Aim of the exercise – When you repeat the entries below, keep each word exactly as it is and drop the pictures.

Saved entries
########################################

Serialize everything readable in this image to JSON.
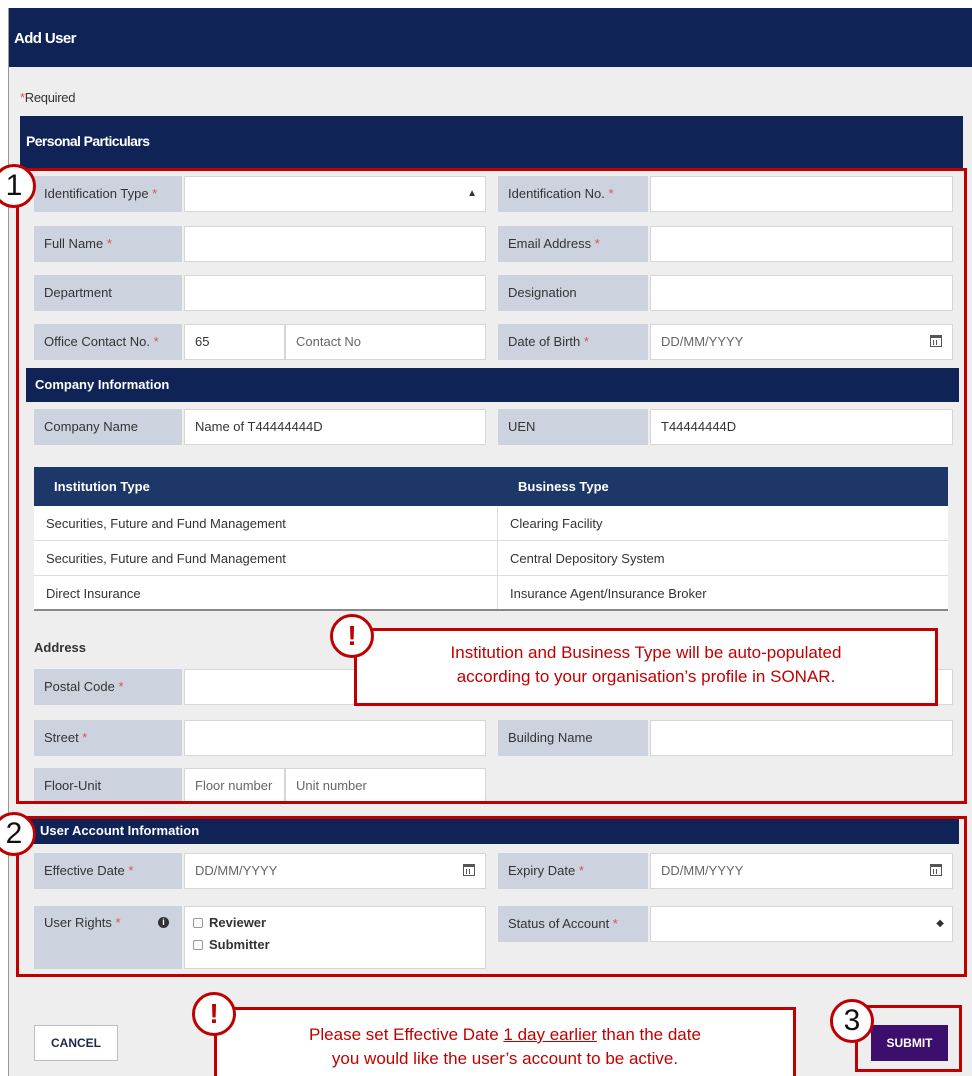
{
  "window": {
    "title": "Add User"
  },
  "required_note": "Required",
  "sections": {
    "personal": "Personal Particulars",
    "company": "Company Information",
    "address": "Address",
    "user_account": "User Account Information"
  },
  "personal": {
    "identification_type": {
      "label": "Identification Type",
      "value": ""
    },
    "identification_no": {
      "label": "Identification No.",
      "value": ""
    },
    "full_name": {
      "label": "Full Name",
      "value": ""
    },
    "email": {
      "label": "Email Address",
      "value": ""
    },
    "department": {
      "label": "Department",
      "value": ""
    },
    "designation": {
      "label": "Designation",
      "value": ""
    },
    "office_contact": {
      "label": "Office Contact No.",
      "country_code": "65",
      "placeholder": "Contact No"
    },
    "dob": {
      "label": "Date of Birth",
      "placeholder": "DD/MM/YYYY"
    }
  },
  "company": {
    "name": {
      "label": "Company Name",
      "value": "Name of T44444444D"
    },
    "uen": {
      "label": "UEN",
      "value": "T44444444D"
    },
    "table": {
      "headers": [
        "Institution Type",
        "Business Type"
      ],
      "rows": [
        [
          "Securities, Future and Fund Management",
          "Clearing Facility"
        ],
        [
          "Securities, Future and Fund Management",
          "Central Depository System"
        ],
        [
          "Direct Insurance",
          "Insurance Agent/Insurance Broker"
        ]
      ]
    }
  },
  "address": {
    "postal_code": {
      "label": "Postal Code",
      "value": ""
    },
    "street": {
      "label": "Street",
      "value": ""
    },
    "building": {
      "label": "Building Name",
      "value": ""
    },
    "floor_unit": {
      "label": "Floor-Unit",
      "floor_placeholder": "Floor number",
      "unit_placeholder": "Unit number"
    }
  },
  "user_account": {
    "effective_date": {
      "label": "Effective Date",
      "placeholder": "DD/MM/YYYY"
    },
    "expiry_date": {
      "label": "Expiry Date",
      "placeholder": "DD/MM/YYYY"
    },
    "user_rights": {
      "label": "User Rights",
      "options": [
        "Reviewer",
        "Submitter"
      ]
    },
    "status": {
      "label": "Status of Account",
      "value": ""
    }
  },
  "buttons": {
    "cancel": "CANCEL",
    "submit": "SUBMIT"
  },
  "annotations": {
    "markers": [
      "1",
      "2",
      "3"
    ],
    "exclaim": "!",
    "callout_1": [
      "Institution and Business Type will be auto-populated",
      "according to your organisation’s profile in SONAR."
    ],
    "callout_2": {
      "pre": "Please set Effective Date ",
      "underlined": "1 day earlier",
      "post": " than the date",
      "line2": "you would like the user’s account to be active."
    }
  },
  "colors": {
    "header_navy": "#0f2357",
    "label_bg": "#ccd3de",
    "submit_purple": "#3b0f6b",
    "annotation_red": "#c00000",
    "required_red": "#e05050"
  }
}
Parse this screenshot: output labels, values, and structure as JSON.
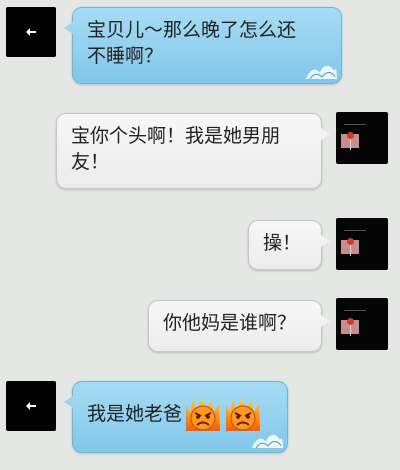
{
  "messages": [
    {
      "side": "left",
      "text": "宝贝儿～那么晚了怎么还不睡啊？",
      "line1": "宝贝儿～那么晚了怎么还",
      "line2": "不睡啊？"
    },
    {
      "side": "right",
      "text": "宝你个头啊！我是她男朋友！",
      "line1": "宝你个头啊！我是她男朋",
      "line2": "友！"
    },
    {
      "side": "right",
      "text": "操！"
    },
    {
      "side": "right",
      "text": "你他妈是谁啊？"
    },
    {
      "side": "left",
      "text": "我是她老爸",
      "emojis": [
        "angry-face-emoji",
        "angry-face-emoji"
      ]
    }
  ],
  "colors": {
    "background": "#e4e7e4",
    "left_bubble": "#9ad5f0",
    "right_bubble": "#f2f2f2",
    "avatar": "#000000"
  },
  "icons": {
    "left_avatar": "back-arrow-icon",
    "right_avatar": "profile-photo",
    "bubble_decoration": "wave-icon",
    "emoji": "angry-face-emoji"
  }
}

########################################

Exercise response –
Serialize everything readable in this image to JSON.
{
  "window": {
    "title": "Add User"
  },
  "required_note": "Required",
  "sections": {
    "personal": "Personal Particulars",
    "company": "Company Information",
    "address": "Address",
    "user_account": "User Account Information"
  },
  "personal": {
    "identification_type": {
      "label": "Identification Type",
      "value": ""
    },
    "identification_no": {
      "label": "Identification No.",
      "value": ""
    },
    "full_name": {
      "label": "Full Name",
      "value": ""
    },
    "email": {
      "label": "Email Address",
      "value": ""
    },
    "department": {
      "label": "Department",
      "value": ""
    },
    "designation": {
      "label": "Designation",
      "value": ""
    },
    "office_contact": {
      "label": "Office Contact No.",
      "country_code": "65",
      "placeholder": "Contact No"
    },
    "dob": {
      "label": "Date of Birth",
      "placeholder": "DD/MM/YYYY"
    }
  },
  "company": {
    "name": {
      "label": "Company Name",
      "value": "Name of T44444444D"
    },
    "uen": {
      "label": "UEN",
      "value": "T44444444D"
    },
    "table": {
      "headers": [
        "Institution Type",
        "Business Type"
      ],
      "rows": [
        [
          "Securities, Future and Fund Management",
          "Clearing Facility"
        ],
        [
          "Securities, Future and Fund Management",
          "Central Depository System"
        ],
        [
          "Direct Insurance",
          "Insurance Agent/Insurance Broker"
        ]
      ]
    }
  },
  "address": {
    "postal_code": {
      "label": "Postal Code",
      "value": ""
    },
    "street": {
      "label": "Street",
      "value": ""
    },
    "building": {
      "label": "Building Name",
      "value": ""
    },
    "floor_unit": {
      "label": "Floor-Unit",
      "floor_placeholder": "Floor number",
      "unit_placeholder": "Unit number"
    }
  },
  "user_account": {
    "effective_date": {
      "label": "Effective Date",
      "placeholder": "DD/MM/YYYY"
    },
    "expiry_date": {
      "label": "Expiry Date",
      "placeholder": "DD/MM/YYYY"
    },
    "user_rights": {
      "label": "User Rights",
      "options": [
        "Reviewer",
        "Submitter"
      ]
    },
    "status": {
      "label": "Status of Account",
      "value": ""
    }
  },
  "buttons": {
    "cancel": "CANCEL",
    "submit": "SUBMIT"
  },
  "annotations": {
    "markers": [
      "1",
      "2",
      "3"
    ],
    "exclaim": "!",
    "callout_1": [
      "Institution and Business Type will be auto-populated",
      "according to your organisation’s profile in SONAR."
    ],
    "callout_2": {
      "pre": "Please set Effective Date ",
      "underlined": "1 day earlier",
      "post": " than the date",
      "line2": "you would like the user’s account to be active."
    }
  },
  "colors": {
    "header_navy": "#0f2357",
    "label_bg": "#ccd3de",
    "submit_purple": "#3b0f6b",
    "annotation_red": "#c00000",
    "required_red": "#e05050"
  }
}
Parse this screenshot: output labels, values, and structure as JSON.
{
  "messages": [
    {
      "side": "left",
      "text": "宝贝儿～那么晚了怎么还不睡啊？",
      "line1": "宝贝儿～那么晚了怎么还",
      "line2": "不睡啊？"
    },
    {
      "side": "right",
      "text": "宝你个头啊！我是她男朋友！",
      "line1": "宝你个头啊！我是她男朋",
      "line2": "友！"
    },
    {
      "side": "right",
      "text": "操！"
    },
    {
      "side": "right",
      "text": "你他妈是谁啊？"
    },
    {
      "side": "left",
      "text": "我是她老爸",
      "emojis": [
        "angry-face-emoji",
        "angry-face-emoji"
      ]
    }
  ],
  "colors": {
    "background": "#e4e7e4",
    "left_bubble": "#9ad5f0",
    "right_bubble": "#f2f2f2",
    "avatar": "#000000"
  },
  "icons": {
    "left_avatar": "back-arrow-icon",
    "right_avatar": "profile-photo",
    "bubble_decoration": "wave-icon",
    "emoji": "angry-face-emoji"
  }
}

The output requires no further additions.